Ask Alexandra: Last Month’s Mailbag

Ask Alexandra is my advice column. Have a question you want to ask me? Fill out the form here. Below are a few letters I’ve received recently that I thought I should answer…

Ask Alexandra, advice column, fashion school, start your own fashion brand, fashion courses

Scotch & Soda menswear.

Dear Alexandra,

I’m looking to start a t-shirt line for men using the best possible fabrics available on the market. I live in Los Angeles, CA but the best fabrics I’ve seen are from foreign brands such as Scotch & Soda and other UK brands. Where would I be able to get the same or close to the same quality of fabric the UK designers use on their clothing. If you have other info on Scotch & Soda and their manufacturing process that would be very helpful as well. Thanks!

Dear James,

This is meant to be an advice column on general fashion queries, not a specific sourcing and manufacturing helpline. So no, I can’t tell you about Scotch & Soda’s suppliers or manufacturing process (although I can assume that they are similar to most other manufacturing processes), and the fact that you are asking me this question raises concerns about how much you know about the garment industry… I’m also suspicious of “best possible fabrics on the market…” Anyway, I don’t encourage people who have no fashion industry experience to start their own brands, but if you insist (or perhaps you have experience?), then I would suggest you read up on how to source fabrics (I’ve got some info here) and be prepared to face a lot of frustration because sourcing suppliers for a new fashion company is no easy task! (It’s a hard task for me, and I have industry experience.) And by the way, Scotch & Soda is based in Amsterdam, not the UK…

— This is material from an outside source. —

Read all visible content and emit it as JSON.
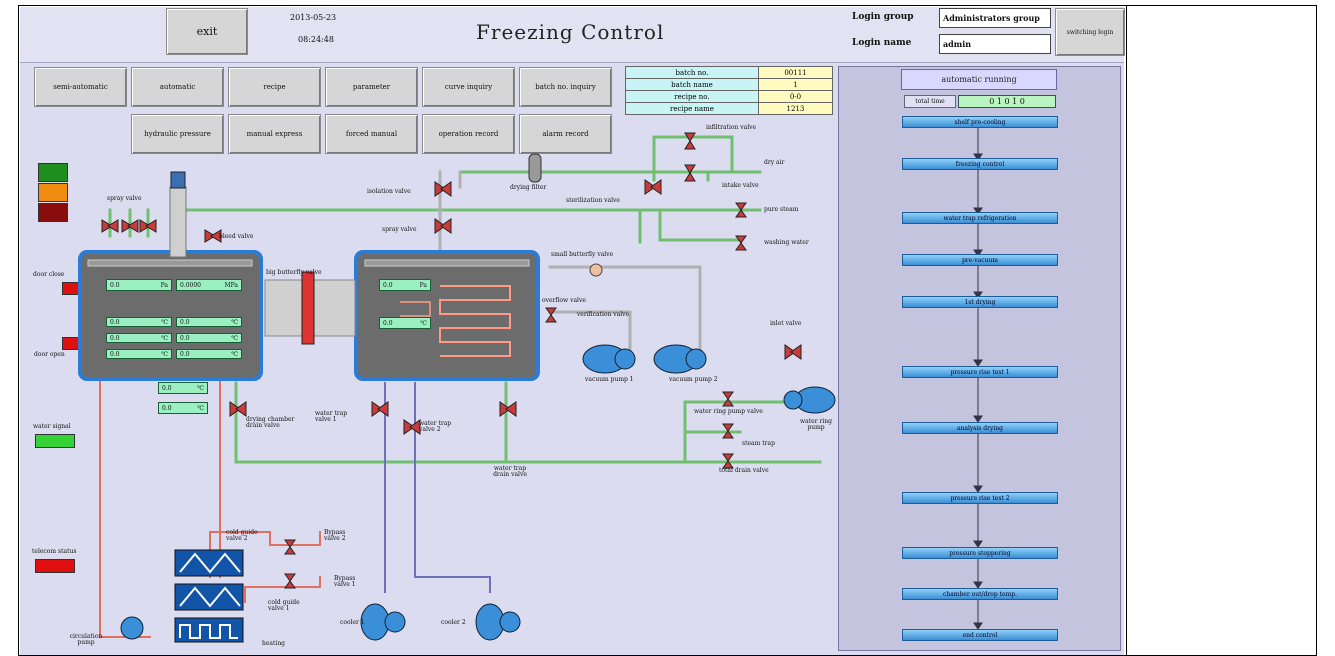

Ask Alexandra, advice column, fashion school, start your own fashion brand, fashion courses

London – looks great from the outside but those mouldy, overpriced apartments aren’t so fun…

Hello, Alexandra!

It’s and old dream of mine to study at CSM, but only now in my late late 30’s I can go to London to really dedicate myself to what I like most: fashion. What kind of advise would you give me? How should I start living my dream?

Hi Mariana,

Start the same way as everyone else: put together a portfolio, apply to schools, and pray you get into a good one! The downside of being a mature student in London is that slumming it in an expensive city is much less fun once you are over the age of 25. But hopefully your adult years have resulted in a nice chunk of savings and maybe you’ll have enough to be able to afford a decent flat when you get to London (unlike the leaking, freezing apartments we lived in.) And as for applications, I’m under the impression that mature students have a slightly better chance of getting in because there are less of you applying and more likely to be successful graduates since you’ve had a lot more time than most  to figure out what you want to do. And one more thing – London is a great city to be in your thirties and fourties and party! It is definitely the least ageist city I have ever lived in. I wish you the best of luck!

Ask Alexandra, advice column, fashion school, start your own fashion brand, fashion courses

The campus at SCAD. Looks nice!

Dear Alexandra,

I am applying for SCAD’s MFA Program in Luxury and Fashion Management. I have no prior experience in this field. I need help with portfolio making.

Dear V,

It boggles the mind that you (and many other people that contact me) think that you can get into an MA without the necessary qualifications. Would you apply for an MA in Chemistry without a BA in science? No. So let me clarify – fashion is a specialized field, it is not one that you can just waltz into because you want to (unless you are a celebrity or a daughter of a rock star, if that is the case, you can sadly do whatever the hell you want.)

That said, maybe you have a BA in finance and that might make you eligible to apply to the MFA you speak about. If so, I suggest you start by improving your communication skills. Don’t write a letter to someone asking them for help, without any specifics on the help you need (or even an explanation of what you need to do! A portfolio? That could mean a lot of things!) And secondly, learn to read instructions. Mine clearly state that I only answer general questions on this column, not specific ones where I help a student (whom I know nothing about, since you only wrote me a 2 line email) make a portfolio (whose requirements I do not know) for an application to a specialized course. Sorry! If you have a question that more than 5 readers can relate to – then feel free to send it over! And best of luck.

London images from here.

  • R.S

    Lol evidently some people haven’t read the previous post. Before I got into my college I prayed that they’d consider me. When I had completed my foundation, I prayed they’d let me onto the BA course that I chose. All through my first internship interview I prayed they’d be willing to take a chance on me. I can’t imagine ever thinking I could sail through anything just like that. (I got everything I wanted in the end, though)
    Maybe I’m just not that talented, or maybe some people really, really need a reality check. Read this blog carefully! It’s taught me a lot.

  • R.S.

    Or if you are interested read this trashy book called Fashion Babylon/Material Girl (it’s been re-titled for some reason) by Imogen Edwards Jones. Low-brow but it’s actually quite relevant when it talks about the basics of production and the fashion cycle. Beware of tons of name-dropping and characters who say daaaahling a lot though. You’ve been warned.

  • Allison P

    I love you! That is all.

  • jaspy

    oo sounds GREAT!